This brief first novel by a Swiss dramatist, translated from the French by its publisher before her death last year, anchors itself in a real-life event. In 1906, the young Spanish king, Alfonso XIII and his British bride were on their way back to the palace from their wedding in the cathedral when an anarchist threw a bomb at their carriage. Intended to kill them both, it left them uninjured but spattered with the blood of people and horses around them who were not so lucky.
This is the centerpiece of “The Princess, the Anarchist and the King,” but the author has chosen to embroider - and in fact to alter - the story to a remarkable degree. So much so that it renders the work not only of interest in itself, but also significant as an example of the perils of historical fiction and even as a dipstick into the culture of France today, since it was shortlisted for a distinguished award for first novels there.
Unless one has read the original text, it is, of course, impossible to judge how accurate or skillful the translation, but this one certainly reads with an admirable fluidity and grace. It is somewhat surprising that the author did not translate it himself, since he was an interpreter at the United Nations; and that is certainly a lost opportunity, for translations by an author himself can be opportunities for everything from subtle refinements to actual reworkings.
But Helen Marx’s rendering of Robert Pagani’s French gives one a real feeling for his style, as well as the content. The former is a trifle overheated, but this is at least somewhat appropriate to the horrific event at the center of the novel. It is the content that gives pause, in all sorts of ways.
There is nothing wrong with historical fiction per se. At its best, it can provide an opportunity for a truly imaginative re-creation of an event that might seem all too stark in history books and encyclopedias.
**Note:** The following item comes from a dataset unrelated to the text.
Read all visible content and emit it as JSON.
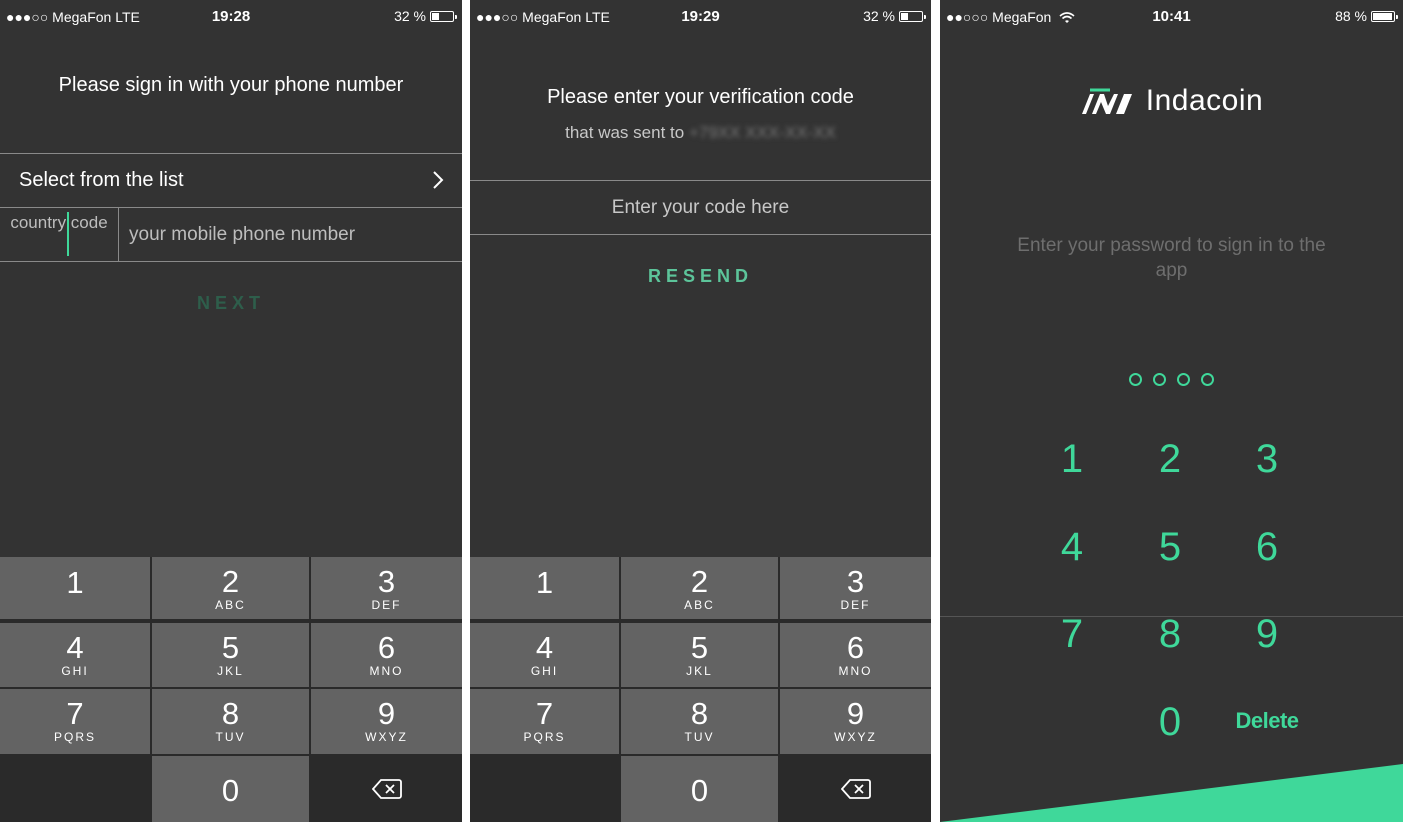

But it’s better if the author does not take too many liberties with the known facts: To work properly, it needs to be sufficiently grounded in reality to resonate, particularly if you are using the names of real people. Most important of all, how people behave and act have to be at least remotely possible or credible.
Which brings us immediately to a problem with this novel. Although Alfonso gets to keep his real name, for some reason, Mr. Pagani has decided that his bride is called Maria in Spanish because her name was Mary back home. And of course, she is not a princess, either, with all due respect to the title, but a queen, since the book opens with them already married.
In fact, her name was Victoria Eugenia Julia Ena, always known as Ena, although her official title was Queen Victoria Eugenia of Spain, and the frontispiece of the novel showing her arrival at the cathedral gives her names correctly. And this is only the beginning: imaginary cousins, a mother absent from her wedding when she was most definitely there to see her daughter married, a father dead in combat when he died of fever, one could go on and on, so myriad and risible are these embroiderings and errors.
Insignificant, perhaps, in themselves, but not when everything hangs on real events. And what is the point of an “Introduction” that simply parrots these boo-boos, rather than putting the necessary corrective lenses on them?
Alternative histories are very big in France these days, and it might indeed be fruitful to speculate what would have happened to the Spanish monarchy and indeed to Spain if this assassin had succeeded in his dastardly task. But this novel milks the real situation while piling improbability upon improbability as ludicrous garlands.
Is it even remotely credible that Maria not only encounters the assassin (who in fact “committed suicide” in captivity within days) in the palace grounds, but has him deflower her to save her husband the trouble (not that he appreciates her lack of virginity - a rare touch of the believable amid so much that is ludicrous) before stabbing him to death? Give me a break.
Bad enough also that the narrative dwells in a puerile and obnoxious manner on bodily functions, from the bride’s urgent need to urinate to her husband’s all-too-evident priapic state, but it doesn’t even make the most of the predictable but nonetheless appropriate leitmotiv of blood repeatedly and heavy-handedly worked into the text.
Why concentrate on hymeneal blood when the real-life tragedy of this blighted couple - what seemed to confirm all the ill-omened portents of that disastrous wedding day - was rooted in blood in a most terrible way? Although unmentioned here in favor of a lot of generalized blather about coming world wars (from which Spain was, along with only a few others on the European continent, spared), the great tragedy of Alfonso and Ena’s marriage was that she was a carrier of hemophilia and that two of their sons were afflicted by it. It was this terrible fact that ruined their marriage, and so the fundamental questioned posed by this novel is, why fantasize when the reality is so much more horrendous than the silly product of this author’s paltry imaginative flight?
Martin Rubin is a writer and critic in Pasadena, Calif.